So the two parties are focused on other parts of the federal budget – such discretionary spending and where to cut it – as they rush to put a fiscal deal in place before Aug. 2. Both sides agree that it's a good idea to act by early August, ideally a bit ahead of that Treasury-announced deadline, to avoid a serious funding challenge for the nation. After that, the government won't be able to borrow, by issuing new bonds, unless Congress has raised the debt limit.
The limited scope of the bipartisan talks doesn't mean they are fruitless.
In fact, as lawmakers left Wednesday's meeting members of both parties struck an optimistic tone about the progress being made.
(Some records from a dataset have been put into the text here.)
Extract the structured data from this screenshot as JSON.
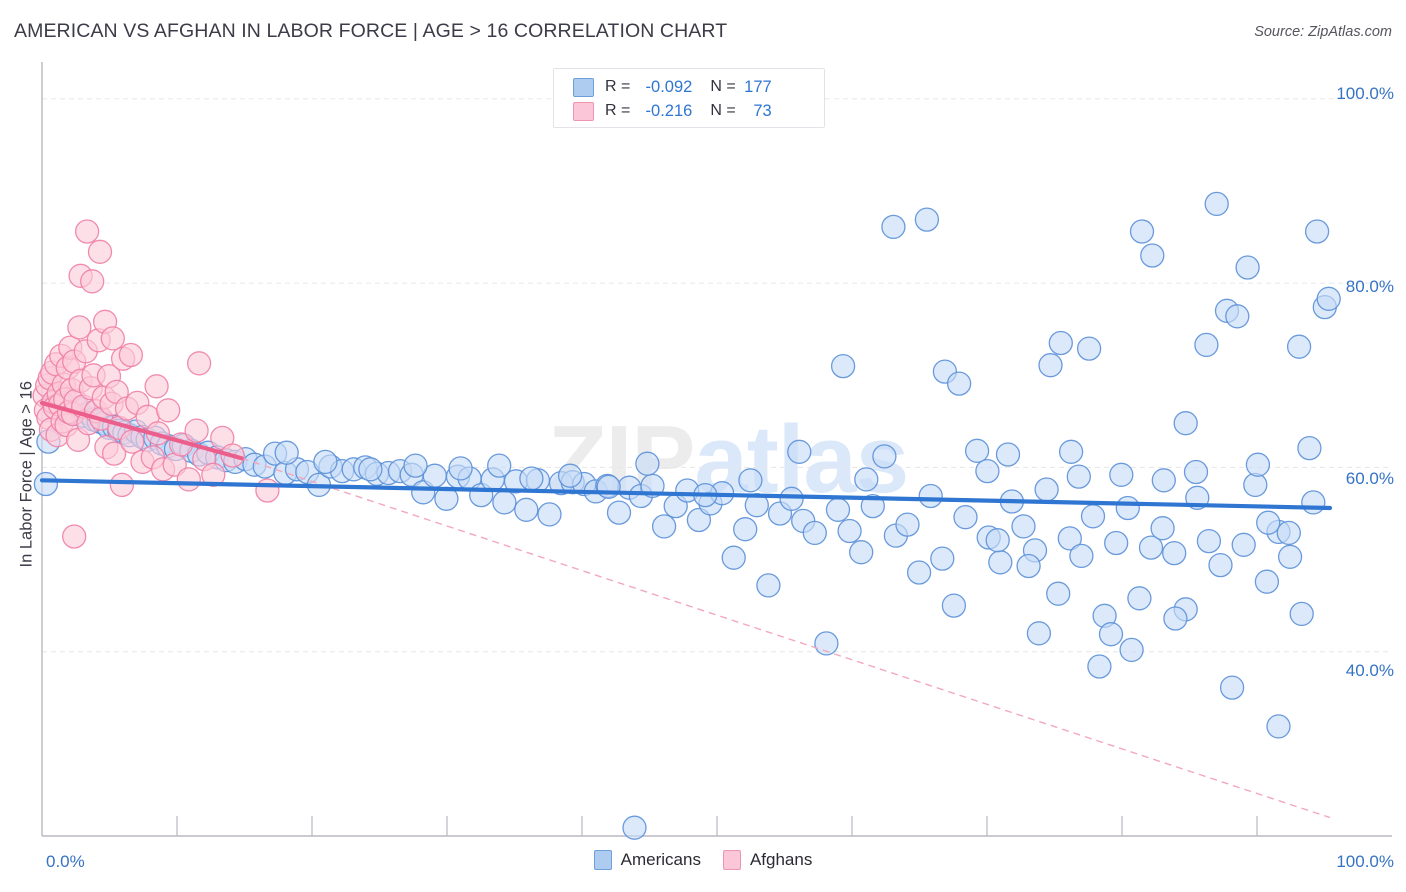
{
  "title": "AMERICAN VS AFGHAN IN LABOR FORCE | AGE > 16 CORRELATION CHART",
  "source": "Source: ZipAtlas.com",
  "watermark": {
    "part1": "ZIP",
    "part2": "atlas"
  },
  "axes": {
    "y_title": "In Labor Force | Age > 16",
    "y_ticks": [
      "100.0%",
      "80.0%",
      "60.0%",
      "40.0%"
    ],
    "x_min_label": "0.0%",
    "x_max_label": "100.0%"
  },
  "stats_legend": {
    "rows": [
      {
        "color": "#aecbf0",
        "r_label": "R =",
        "r_value": "-0.092",
        "n_label": "N =",
        "n_value": "177"
      },
      {
        "color": "#fbc7d8",
        "r_label": "R =",
        "r_value": "-0.216",
        "n_label": "N =",
        "n_value": "73"
      }
    ]
  },
  "series_legend": [
    {
      "name": "Americans",
      "color": "#aecbf0"
    },
    {
      "name": "Afghans",
      "color": "#fbc7d8"
    }
  ],
  "colors": {
    "blue_fill": "#c6dcf7",
    "blue_stroke": "#5b90d8",
    "pink_fill": "#fbcbda",
    "pink_stroke": "#ef7fa6",
    "blue_trend": "#2f76d2",
    "pink_trend": "#ec5e8c",
    "pink_trend_dashed": "#f3a8be",
    "grid": "#e6e6ea",
    "axis": "#b8b8c0",
    "tick_text": "#3573c4"
  },
  "chart_data": {
    "type": "scatter",
    "title": "AMERICAN VS AFGHAN IN LABOR FORCE | AGE > 16 CORRELATION CHART",
    "xlabel": "",
    "ylabel": "In Labor Force | Age > 16",
    "xlim": [
      0,
      100
    ],
    "ylim": [
      20.0,
      104.0
    ],
    "x_ticks": [
      0,
      100
    ],
    "y_ticks": [
      40.0,
      60.0,
      80.0,
      100.0
    ],
    "grid": true,
    "legend_position": "bottom-center",
    "series": [
      {
        "name": "Americans",
        "color": "#c6dcf7",
        "stroke": "#5b90d8",
        "R": -0.092,
        "N": 177,
        "trendline": {
          "style": "solid",
          "color": "#2f76d2",
          "x0": 0.0,
          "y0": 58.6,
          "x1": 100.0,
          "y1": 55.6
        },
        "points": [
          [
            0.3,
            58.2
          ],
          [
            0.5,
            62.8
          ],
          [
            1.2,
            66.3
          ],
          [
            1.6,
            67.0
          ],
          [
            2.0,
            66.1
          ],
          [
            2.4,
            65.8
          ],
          [
            2.8,
            66.4
          ],
          [
            3.2,
            65.6
          ],
          [
            3.6,
            65.9
          ],
          [
            4.0,
            65.2
          ],
          [
            4.4,
            65.0
          ],
          [
            4.8,
            64.8
          ],
          [
            5.2,
            64.3
          ],
          [
            5.6,
            64.4
          ],
          [
            6.0,
            64.0
          ],
          [
            6.4,
            63.8
          ],
          [
            6.8,
            63.5
          ],
          [
            7.3,
            63.9
          ],
          [
            7.8,
            63.3
          ],
          [
            8.2,
            63.0
          ],
          [
            8.8,
            63.2
          ],
          [
            9.3,
            62.6
          ],
          [
            9.8,
            62.3
          ],
          [
            10.4,
            62.0
          ],
          [
            11.0,
            62.4
          ],
          [
            11.6,
            61.8
          ],
          [
            12.2,
            61.4
          ],
          [
            12.9,
            61.6
          ],
          [
            13.6,
            61.1
          ],
          [
            14.3,
            60.8
          ],
          [
            15.0,
            60.6
          ],
          [
            15.8,
            60.9
          ],
          [
            16.5,
            60.3
          ],
          [
            17.3,
            60.1
          ],
          [
            18.1,
            61.5
          ],
          [
            18.9,
            59.4
          ],
          [
            19.8,
            59.8
          ],
          [
            20.6,
            59.5
          ],
          [
            21.5,
            58.1
          ],
          [
            22.4,
            60.1
          ],
          [
            23.3,
            59.6
          ],
          [
            24.2,
            59.8
          ],
          [
            25.1,
            60.0
          ],
          [
            26.0,
            59.3
          ],
          [
            26.9,
            59.4
          ],
          [
            27.8,
            59.6
          ],
          [
            28.7,
            59.2
          ],
          [
            29.6,
            57.3
          ],
          [
            30.5,
            59.1
          ],
          [
            31.4,
            56.6
          ],
          [
            32.3,
            59.0
          ],
          [
            33.2,
            58.8
          ],
          [
            34.1,
            57.0
          ],
          [
            35.0,
            58.7
          ],
          [
            35.9,
            56.2
          ],
          [
            36.8,
            58.5
          ],
          [
            37.6,
            55.4
          ],
          [
            38.5,
            58.6
          ],
          [
            39.4,
            54.9
          ],
          [
            40.3,
            58.3
          ],
          [
            41.2,
            58.4
          ],
          [
            42.1,
            58.2
          ],
          [
            43.0,
            57.4
          ],
          [
            43.9,
            58.0
          ],
          [
            44.8,
            55.1
          ],
          [
            45.6,
            57.8
          ],
          [
            46.5,
            56.9
          ],
          [
            47.4,
            58.0
          ],
          [
            48.3,
            53.6
          ],
          [
            49.2,
            55.8
          ],
          [
            50.1,
            57.5
          ],
          [
            51.0,
            54.3
          ],
          [
            51.9,
            56.1
          ],
          [
            52.8,
            57.2
          ],
          [
            53.7,
            50.2
          ],
          [
            54.6,
            53.3
          ],
          [
            55.5,
            55.9
          ],
          [
            56.4,
            47.2
          ],
          [
            57.3,
            55.0
          ],
          [
            58.2,
            56.6
          ],
          [
            59.1,
            54.2
          ],
          [
            60.0,
            52.9
          ],
          [
            60.9,
            40.9
          ],
          [
            61.8,
            55.4
          ],
          [
            62.7,
            53.1
          ],
          [
            63.6,
            50.8
          ],
          [
            64.5,
            55.8
          ],
          [
            65.4,
            61.2
          ],
          [
            66.3,
            52.6
          ],
          [
            67.2,
            53.8
          ],
          [
            68.1,
            48.6
          ],
          [
            69.0,
            56.9
          ],
          [
            69.9,
            50.1
          ],
          [
            70.8,
            45.0
          ],
          [
            71.7,
            54.6
          ],
          [
            72.6,
            61.8
          ],
          [
            73.5,
            52.4
          ],
          [
            74.4,
            49.7
          ],
          [
            75.3,
            56.3
          ],
          [
            76.2,
            53.6
          ],
          [
            77.1,
            51.0
          ],
          [
            78.0,
            57.6
          ],
          [
            78.9,
            46.3
          ],
          [
            79.8,
            52.3
          ],
          [
            80.7,
            50.4
          ],
          [
            81.6,
            54.7
          ],
          [
            82.5,
            43.9
          ],
          [
            83.4,
            51.8
          ],
          [
            84.3,
            55.6
          ],
          [
            85.2,
            45.8
          ],
          [
            86.1,
            51.3
          ],
          [
            87.0,
            53.4
          ],
          [
            87.9,
            50.7
          ],
          [
            88.8,
            44.6
          ],
          [
            89.7,
            56.7
          ],
          [
            90.6,
            52.0
          ],
          [
            91.5,
            49.4
          ],
          [
            92.4,
            36.1
          ],
          [
            93.3,
            51.6
          ],
          [
            94.2,
            58.1
          ],
          [
            95.1,
            47.6
          ],
          [
            96.0,
            53.0
          ],
          [
            96.9,
            50.3
          ],
          [
            97.8,
            44.1
          ],
          [
            98.7,
            56.2
          ],
          [
            62.2,
            71.0
          ],
          [
            66.1,
            86.1
          ],
          [
            68.7,
            86.9
          ],
          [
            70.1,
            70.4
          ],
          [
            71.2,
            69.1
          ],
          [
            73.4,
            59.6
          ],
          [
            74.2,
            52.1
          ],
          [
            75.0,
            61.4
          ],
          [
            76.6,
            49.3
          ],
          [
            77.4,
            42.0
          ],
          [
            78.3,
            71.1
          ],
          [
            79.1,
            73.5
          ],
          [
            79.9,
            61.7
          ],
          [
            80.5,
            59.0
          ],
          [
            81.3,
            72.9
          ],
          [
            82.1,
            38.4
          ],
          [
            83.0,
            41.9
          ],
          [
            83.8,
            59.2
          ],
          [
            84.6,
            40.2
          ],
          [
            85.4,
            85.6
          ],
          [
            86.2,
            83.0
          ],
          [
            87.1,
            58.6
          ],
          [
            88.0,
            43.6
          ],
          [
            88.8,
            64.8
          ],
          [
            89.6,
            59.5
          ],
          [
            90.4,
            73.3
          ],
          [
            91.2,
            88.6
          ],
          [
            92.0,
            77.0
          ],
          [
            92.8,
            76.4
          ],
          [
            93.6,
            81.7
          ],
          [
            94.4,
            60.3
          ],
          [
            95.2,
            54.0
          ],
          [
            96.0,
            31.9
          ],
          [
            96.8,
            52.9
          ],
          [
            97.6,
            73.1
          ],
          [
            98.4,
            62.1
          ],
          [
            99.0,
            85.6
          ],
          [
            99.6,
            77.4
          ],
          [
            99.9,
            78.3
          ],
          [
            64.0,
            58.7
          ],
          [
            58.8,
            61.7
          ],
          [
            55.0,
            58.6
          ],
          [
            51.5,
            57.0
          ],
          [
            47.0,
            60.4
          ],
          [
            44.0,
            57.9
          ],
          [
            41.0,
            59.1
          ],
          [
            38.0,
            58.8
          ],
          [
            35.5,
            60.2
          ],
          [
            32.5,
            59.9
          ],
          [
            29.0,
            60.2
          ],
          [
            25.5,
            59.8
          ],
          [
            22.0,
            60.6
          ],
          [
            19.0,
            61.6
          ],
          [
            46.0,
            20.9
          ]
        ]
      },
      {
        "name": "Afghans",
        "color": "#fbcbda",
        "stroke": "#ef7fa6",
        "R": -0.216,
        "N": 73,
        "trendline": {
          "style": "solid-then-dashed",
          "color": "#ec5e8c",
          "dashed_color": "#f3a8be",
          "x0": 0.0,
          "y0": 67.0,
          "solid_x1": 15.5,
          "solid_y1": 61.0,
          "x1": 100.0,
          "y1": 22.0
        },
        "points": [
          [
            0.2,
            67.8
          ],
          [
            0.3,
            66.2
          ],
          [
            0.4,
            68.9
          ],
          [
            0.5,
            65.4
          ],
          [
            0.6,
            69.7
          ],
          [
            0.7,
            64.1
          ],
          [
            0.8,
            70.3
          ],
          [
            0.9,
            67.1
          ],
          [
            1.0,
            66.5
          ],
          [
            1.1,
            71.2
          ],
          [
            1.2,
            63.5
          ],
          [
            1.3,
            68.0
          ],
          [
            1.4,
            66.8
          ],
          [
            1.5,
            72.1
          ],
          [
            1.6,
            65.0
          ],
          [
            1.7,
            69.0
          ],
          [
            1.8,
            67.4
          ],
          [
            1.9,
            64.6
          ],
          [
            2.0,
            70.8
          ],
          [
            2.1,
            66.0
          ],
          [
            2.2,
            73.0
          ],
          [
            2.3,
            68.4
          ],
          [
            2.4,
            65.8
          ],
          [
            2.5,
            71.5
          ],
          [
            2.6,
            67.2
          ],
          [
            2.8,
            63.0
          ],
          [
            3.0,
            69.4
          ],
          [
            3.2,
            66.6
          ],
          [
            3.4,
            72.6
          ],
          [
            3.6,
            64.8
          ],
          [
            3.8,
            68.6
          ],
          [
            4.0,
            70.0
          ],
          [
            4.2,
            66.1
          ],
          [
            4.4,
            73.8
          ],
          [
            4.6,
            65.3
          ],
          [
            4.8,
            67.6
          ],
          [
            5.0,
            62.2
          ],
          [
            5.2,
            69.9
          ],
          [
            5.4,
            66.9
          ],
          [
            5.6,
            61.5
          ],
          [
            5.8,
            68.2
          ],
          [
            6.0,
            64.3
          ],
          [
            6.3,
            71.8
          ],
          [
            6.6,
            66.4
          ],
          [
            7.0,
            62.8
          ],
          [
            7.4,
            67.0
          ],
          [
            7.8,
            60.6
          ],
          [
            8.2,
            65.5
          ],
          [
            8.6,
            61.1
          ],
          [
            9.0,
            63.7
          ],
          [
            9.4,
            59.8
          ],
          [
            9.8,
            66.2
          ],
          [
            10.3,
            60.3
          ],
          [
            10.8,
            62.5
          ],
          [
            11.4,
            58.7
          ],
          [
            12.0,
            64.0
          ],
          [
            12.6,
            60.9
          ],
          [
            13.3,
            59.2
          ],
          [
            14.0,
            63.2
          ],
          [
            14.8,
            61.3
          ],
          [
            3.5,
            85.6
          ],
          [
            4.5,
            83.4
          ],
          [
            3.0,
            80.8
          ],
          [
            3.9,
            80.2
          ],
          [
            12.2,
            71.3
          ],
          [
            2.5,
            52.5
          ],
          [
            6.2,
            58.1
          ],
          [
            17.5,
            57.5
          ],
          [
            4.9,
            75.8
          ],
          [
            2.9,
            75.2
          ],
          [
            5.5,
            74.0
          ],
          [
            6.9,
            72.2
          ],
          [
            8.9,
            68.8
          ]
        ]
      }
    ]
  }
}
The group is meeting at a stepped-up pace (it will gather again Thursday, for its third meeting of the week) with the goal of setting a framework for legislation by July 4.
Still, because some key elements of the budget aren't in play, it appears likely that the resulting legislation will be a partial solution to fiscal troubles. To truly put the national debt on a track of stabilization or decline, those "off the table" elements will almost certainly need to be part of the solution.
Here's a glimpse of the math: Social Security, Medicare, Medicaid, and interest on the national debt currently account for nearly half of all federal spending –and that total is poised to grow substantially if no changes are made. They are comparable to the role that housing, health care, and retirement plans play in the typical family budget.
President Obama's bipartisan fiscal commission proposed last year that the government should aim to cut projected federal deficits by about $4 trillion over the next decade. Independent advocates of fiscal responsibility have embraced that goal as roughly the amount needed to halt the rapid growth of public debt and maintain investor confidence in the US economy.